You have to save throughout your entire working life to fund a comfortable retirement. You and your spouse may have put aside money for decades together to prepare for your golden years.
If you file for divorce, you will have to split your property with your spouse. There’s a good chance that your retirement savings will be subject to the equitable distribution rules applied in Colorado divorces. Those rules will apply to any retirement savings or pension funds accrued during the marriage unless you have a pre-existing marital agreement addressing those assets.
What will happen to those pension and retirement funds when you divorce?
You may need to share your savings, but you can avoid penalties
Most couples will divide or share retirement accounts when they divorce. In some cases, the value of the account influences decisions about other aspects. Splitting the account may be the fastest and fairest way to handle retirement savings, but there are risks. Early withdrawals come with tax penalties, after all. Thankfully, you can avoid those penalties if you take the right steps.
When you agree on a specific way to divide the account or have a ruling about property division, the attorney for one of the spouses will draft a Qualified Domestic Relations Order (QDRO) and submit it to the courts for approval.
After receiving approval, the spouses can then submit the QDRO to the party in charge of the retirement account.
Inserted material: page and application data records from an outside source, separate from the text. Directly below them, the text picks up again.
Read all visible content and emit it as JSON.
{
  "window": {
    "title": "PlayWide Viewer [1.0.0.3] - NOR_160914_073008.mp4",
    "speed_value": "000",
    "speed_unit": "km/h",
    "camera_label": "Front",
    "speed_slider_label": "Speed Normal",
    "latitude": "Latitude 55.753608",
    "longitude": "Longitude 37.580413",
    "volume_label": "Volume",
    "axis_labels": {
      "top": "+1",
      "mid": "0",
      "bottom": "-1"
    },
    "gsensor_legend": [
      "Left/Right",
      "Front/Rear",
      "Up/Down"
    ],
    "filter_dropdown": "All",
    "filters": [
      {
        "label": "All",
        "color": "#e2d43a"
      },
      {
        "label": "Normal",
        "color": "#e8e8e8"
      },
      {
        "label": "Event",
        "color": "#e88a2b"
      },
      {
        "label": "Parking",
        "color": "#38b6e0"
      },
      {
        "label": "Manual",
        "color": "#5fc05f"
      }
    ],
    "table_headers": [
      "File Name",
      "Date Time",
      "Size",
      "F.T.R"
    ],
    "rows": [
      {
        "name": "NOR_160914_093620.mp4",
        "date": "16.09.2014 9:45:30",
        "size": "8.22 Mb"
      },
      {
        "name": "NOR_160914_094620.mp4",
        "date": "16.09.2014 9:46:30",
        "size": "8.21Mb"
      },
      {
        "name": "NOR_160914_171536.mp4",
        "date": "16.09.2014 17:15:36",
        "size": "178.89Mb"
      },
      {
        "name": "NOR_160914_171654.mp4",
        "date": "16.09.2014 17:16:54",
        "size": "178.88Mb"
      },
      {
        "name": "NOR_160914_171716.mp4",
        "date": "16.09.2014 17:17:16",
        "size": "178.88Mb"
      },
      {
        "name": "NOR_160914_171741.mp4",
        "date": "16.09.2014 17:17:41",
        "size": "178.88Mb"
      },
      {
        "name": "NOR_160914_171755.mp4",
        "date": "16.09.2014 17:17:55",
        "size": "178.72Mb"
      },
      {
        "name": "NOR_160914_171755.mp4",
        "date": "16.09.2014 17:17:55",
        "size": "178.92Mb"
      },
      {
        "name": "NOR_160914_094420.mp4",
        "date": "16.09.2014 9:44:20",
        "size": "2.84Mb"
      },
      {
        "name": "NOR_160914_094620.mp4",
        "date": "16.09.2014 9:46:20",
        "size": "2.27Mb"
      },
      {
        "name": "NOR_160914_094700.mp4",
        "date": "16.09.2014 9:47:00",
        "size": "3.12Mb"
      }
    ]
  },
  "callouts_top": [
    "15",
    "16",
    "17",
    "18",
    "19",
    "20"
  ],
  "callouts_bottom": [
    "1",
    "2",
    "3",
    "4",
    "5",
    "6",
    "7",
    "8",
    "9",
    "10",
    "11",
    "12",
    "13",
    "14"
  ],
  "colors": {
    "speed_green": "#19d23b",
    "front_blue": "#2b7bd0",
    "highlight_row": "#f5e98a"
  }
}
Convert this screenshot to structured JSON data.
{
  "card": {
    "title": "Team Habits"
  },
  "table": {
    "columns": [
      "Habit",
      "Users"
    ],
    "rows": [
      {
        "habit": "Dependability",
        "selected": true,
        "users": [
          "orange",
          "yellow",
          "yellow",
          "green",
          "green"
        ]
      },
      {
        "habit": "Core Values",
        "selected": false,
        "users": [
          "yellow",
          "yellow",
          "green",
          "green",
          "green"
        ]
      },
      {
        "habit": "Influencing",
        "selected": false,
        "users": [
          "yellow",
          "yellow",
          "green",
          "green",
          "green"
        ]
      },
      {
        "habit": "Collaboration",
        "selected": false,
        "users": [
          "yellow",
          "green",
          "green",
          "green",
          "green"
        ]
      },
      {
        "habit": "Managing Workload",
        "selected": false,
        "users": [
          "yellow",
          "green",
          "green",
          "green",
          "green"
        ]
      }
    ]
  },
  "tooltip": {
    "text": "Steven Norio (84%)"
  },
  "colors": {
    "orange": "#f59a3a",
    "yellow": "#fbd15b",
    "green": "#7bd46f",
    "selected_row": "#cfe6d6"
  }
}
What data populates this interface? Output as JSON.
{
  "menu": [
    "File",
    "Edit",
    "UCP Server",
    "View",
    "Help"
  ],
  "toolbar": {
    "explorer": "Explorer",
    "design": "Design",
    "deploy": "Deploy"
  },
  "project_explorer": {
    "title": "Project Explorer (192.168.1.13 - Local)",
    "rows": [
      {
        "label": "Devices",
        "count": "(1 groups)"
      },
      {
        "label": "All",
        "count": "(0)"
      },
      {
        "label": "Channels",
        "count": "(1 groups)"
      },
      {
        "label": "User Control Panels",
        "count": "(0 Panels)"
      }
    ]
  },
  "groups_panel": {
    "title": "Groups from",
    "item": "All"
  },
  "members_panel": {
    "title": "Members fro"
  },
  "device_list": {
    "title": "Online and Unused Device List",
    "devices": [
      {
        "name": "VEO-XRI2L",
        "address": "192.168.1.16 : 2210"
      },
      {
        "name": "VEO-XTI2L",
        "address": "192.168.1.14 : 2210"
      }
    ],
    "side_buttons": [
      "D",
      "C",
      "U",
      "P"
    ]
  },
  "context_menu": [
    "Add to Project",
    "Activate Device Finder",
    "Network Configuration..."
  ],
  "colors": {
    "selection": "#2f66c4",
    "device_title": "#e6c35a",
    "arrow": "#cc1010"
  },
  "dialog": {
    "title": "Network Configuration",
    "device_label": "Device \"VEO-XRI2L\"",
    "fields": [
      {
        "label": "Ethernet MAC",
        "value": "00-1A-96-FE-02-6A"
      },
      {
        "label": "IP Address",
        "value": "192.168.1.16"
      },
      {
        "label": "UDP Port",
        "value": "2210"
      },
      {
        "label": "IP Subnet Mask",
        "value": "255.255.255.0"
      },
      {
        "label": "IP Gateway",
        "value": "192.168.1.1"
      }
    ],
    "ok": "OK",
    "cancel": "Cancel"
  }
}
Account withdrawals and divisions that occur in accordance with a QDRO do not trigger the taxes and penalties people usually have to pay for pulling funds out of their retirement accounts.
Learning more about the division of your assets will make your upcoming divorce less stressful.